Here's some good news for investors, amid all the (rather justifiable) hand-wringing on Wall Street: Food purveyors have been listening to consumers, and have been responding with healthier fare. Better still, much of it tastes better, too, which gives it a chance of succeeding.
I remember trying a salad at Burger King
But wait -- there's more! Good news from food companies is not just about salads. Look at what else is happening:
(NYSE:GIS)Progresso soups will soon be MSG-free. That's a bold move, and I wouldn't be surprised to see Campbell Soup (NYSE:CPB)follow suit. Already, several dozen of its soups contain none of the additive.
- Pepperidge Farm, a unit of Campbell Soup, is cutting the sodium in eight of its breads by at least 25%. This is good news for us aging baby boomers, but it might be better to see even more sodium cut out.
- Campbell Soup seems to want to polish its image, because it just named a vice president of corporate social responsibility. Investors who look for companies that do right may now be more interested in the company.
- We can expect to see not only healthier fare available from food purveyors, but also some old favorite foods. Kellogg
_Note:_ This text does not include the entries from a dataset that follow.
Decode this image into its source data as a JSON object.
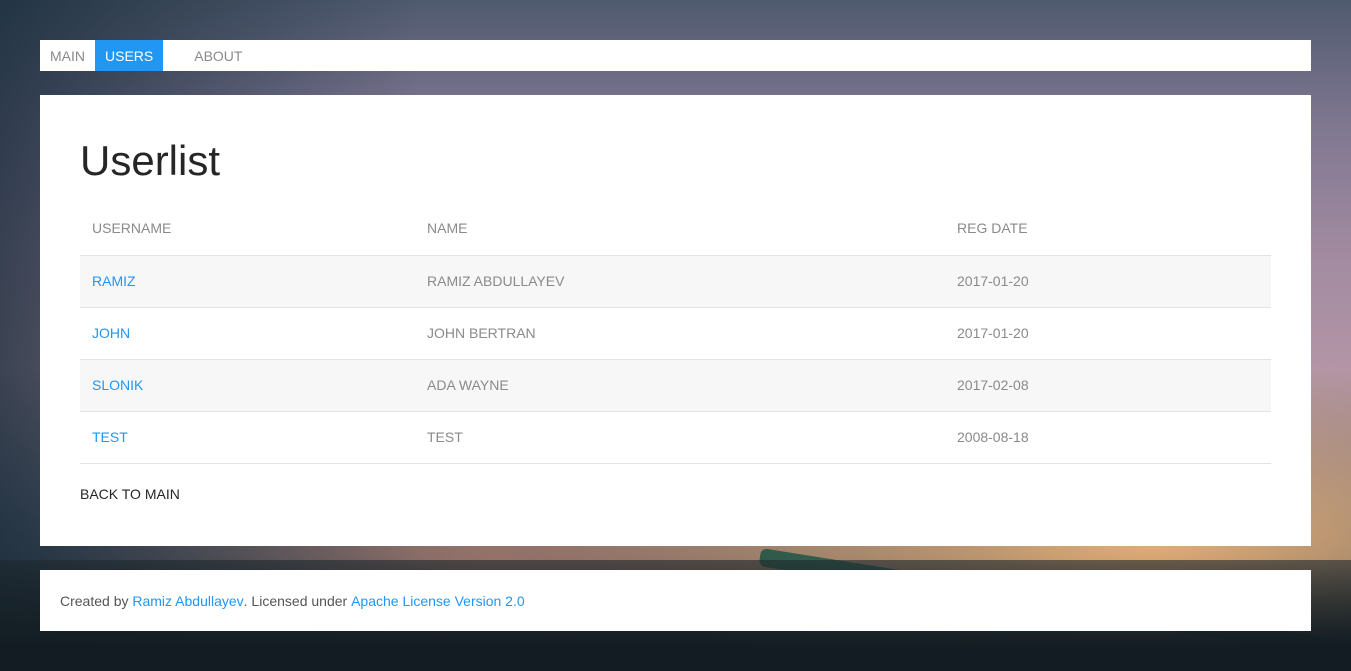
{
  "nav": {
    "items": [
      {
        "label": "MAIN"
      },
      {
        "label": "USERS"
      },
      {
        "label": "ABOUT"
      }
    ]
  },
  "main": {
    "title": "Userlist",
    "columns": [
      "USERNAME",
      "NAME",
      "REG DATE"
    ],
    "rows": [
      {
        "username": "RAMIZ",
        "name": "RAMIZ ABDULLAYEV",
        "reg_date": "2017-01-20"
      },
      {
        "username": "JOHN",
        "name": "JOHN BERTRAN",
        "reg_date": "2017-01-20"
      },
      {
        "username": "SLONIK",
        "name": "ADA WAYNE",
        "reg_date": "2017-02-08"
      },
      {
        "username": "TEST",
        "name": "TEST",
        "reg_date": "2008-08-18"
      }
    ],
    "back_label": "BACK TO MAIN"
  },
  "footer": {
    "prefix": "Created by ",
    "author": "Ramiz Abdullayev",
    "middle": ". Licensed under ",
    "license": "Apache License Version 2.0"
  },
  "colors": {
    "accent": "#2196f3"
  }
}
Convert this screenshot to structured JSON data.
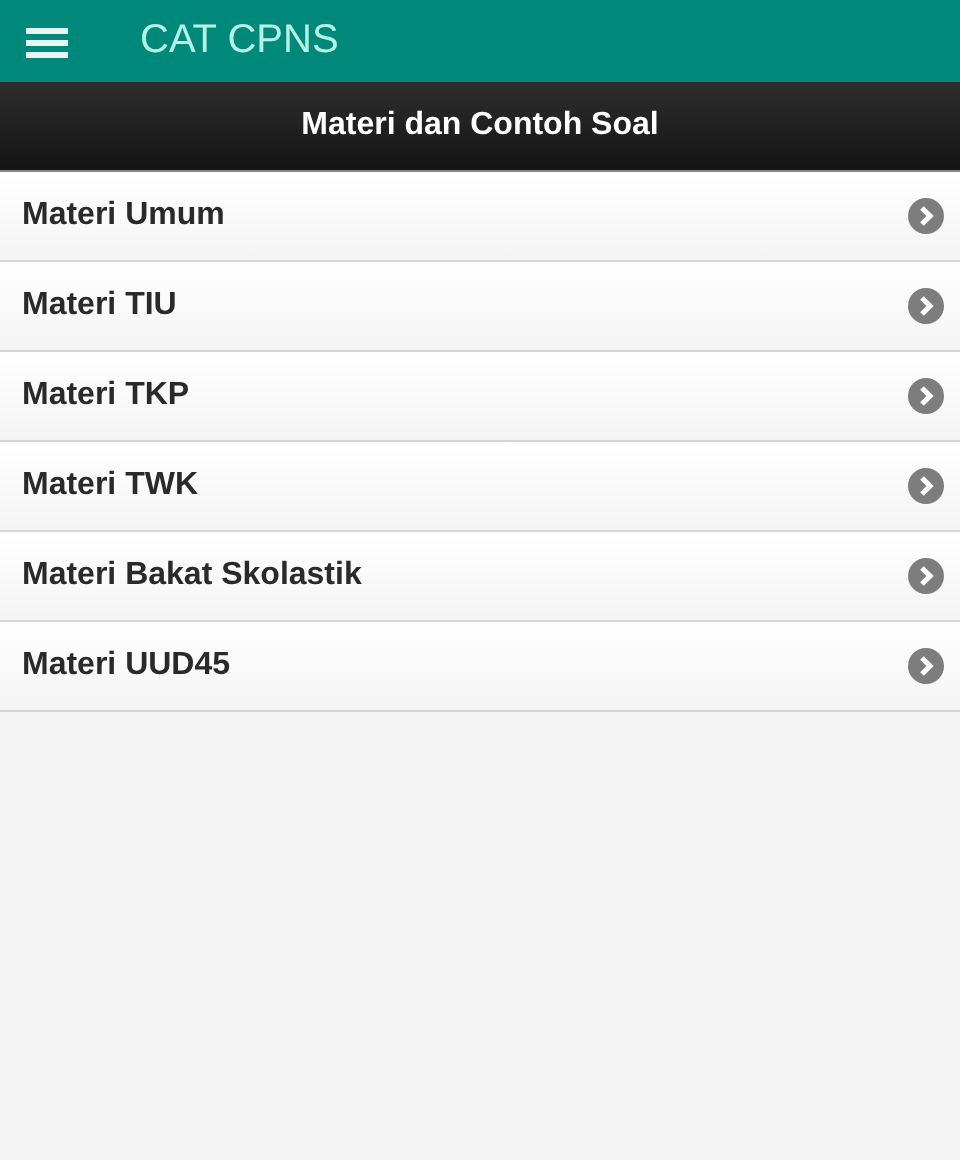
{
  "app_bar": {
    "title": "CAT CPNS"
  },
  "header": {
    "title": "Materi dan Contoh Soal"
  },
  "items": [
    {
      "label": "Materi Umum"
    },
    {
      "label": "Materi TIU"
    },
    {
      "label": "Materi TKP"
    },
    {
      "label": "Materi TWK"
    },
    {
      "label": "Materi Bakat Skolastik"
    },
    {
      "label": "Materi UUD45"
    }
  ]
}
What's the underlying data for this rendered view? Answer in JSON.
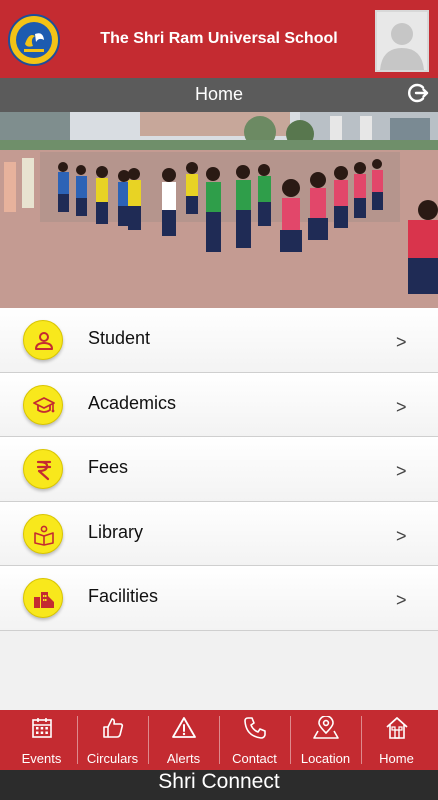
{
  "header": {
    "school_name": "The Shri Ram Universal School",
    "brand_color": "#c42b31",
    "logo_icon": "school-logo-icon",
    "avatar_icon": "user-avatar-icon"
  },
  "titlebar": {
    "title": "Home",
    "logout_icon": "logout-icon"
  },
  "banner": {
    "subject": "students-assembly-photo"
  },
  "menu": {
    "items": [
      {
        "label": "Student",
        "icon": "person-icon"
      },
      {
        "label": "Academics",
        "icon": "graduation-cap-icon"
      },
      {
        "label": "Fees",
        "icon": "rupee-icon"
      },
      {
        "label": "Library",
        "icon": "book-reader-icon"
      },
      {
        "label": "Facilities",
        "icon": "buildings-icon"
      }
    ],
    "chevron": ">",
    "icon_color": "#f8e81c"
  },
  "tabbar": {
    "tabs": [
      {
        "label": "Events",
        "icon": "calendar-icon"
      },
      {
        "label": "Circulars",
        "icon": "thumbs-up-icon"
      },
      {
        "label": "Alerts",
        "icon": "warning-icon"
      },
      {
        "label": "Contact",
        "icon": "phone-icon"
      },
      {
        "label": "Location",
        "icon": "map-pin-icon"
      },
      {
        "label": "Home",
        "icon": "home-icon"
      }
    ]
  },
  "footer": {
    "app_name": "Shri Connect"
  }
}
(NYSE:K), for example, has reintroduced the Hydrox cookie, at least temporarily, to compete with Kraft's (NYSE:KFT)Oreos. And the Eagle Snacks brand has been bought by a company interested in revitalizing it.
It's not all good news in food-land, though. Food costs have been surging lately. According to the American Farm Bureau Federation, a basket of 16 food staples costs 10.5% more this year than last. The basket contains a five-pound bag of potatoes, which is up 33%, while apples are up nearly 17%. Items falling in price included eggs, bread, and bacon.
Don't let yourself dismiss boring-sounding old food companies. Many of them are long-term strong performers. Do a little research and you'll see. Campbell Soup, for example, has gained a little in value over the year so far, while the overall market is down. General Mills is up more than 13%!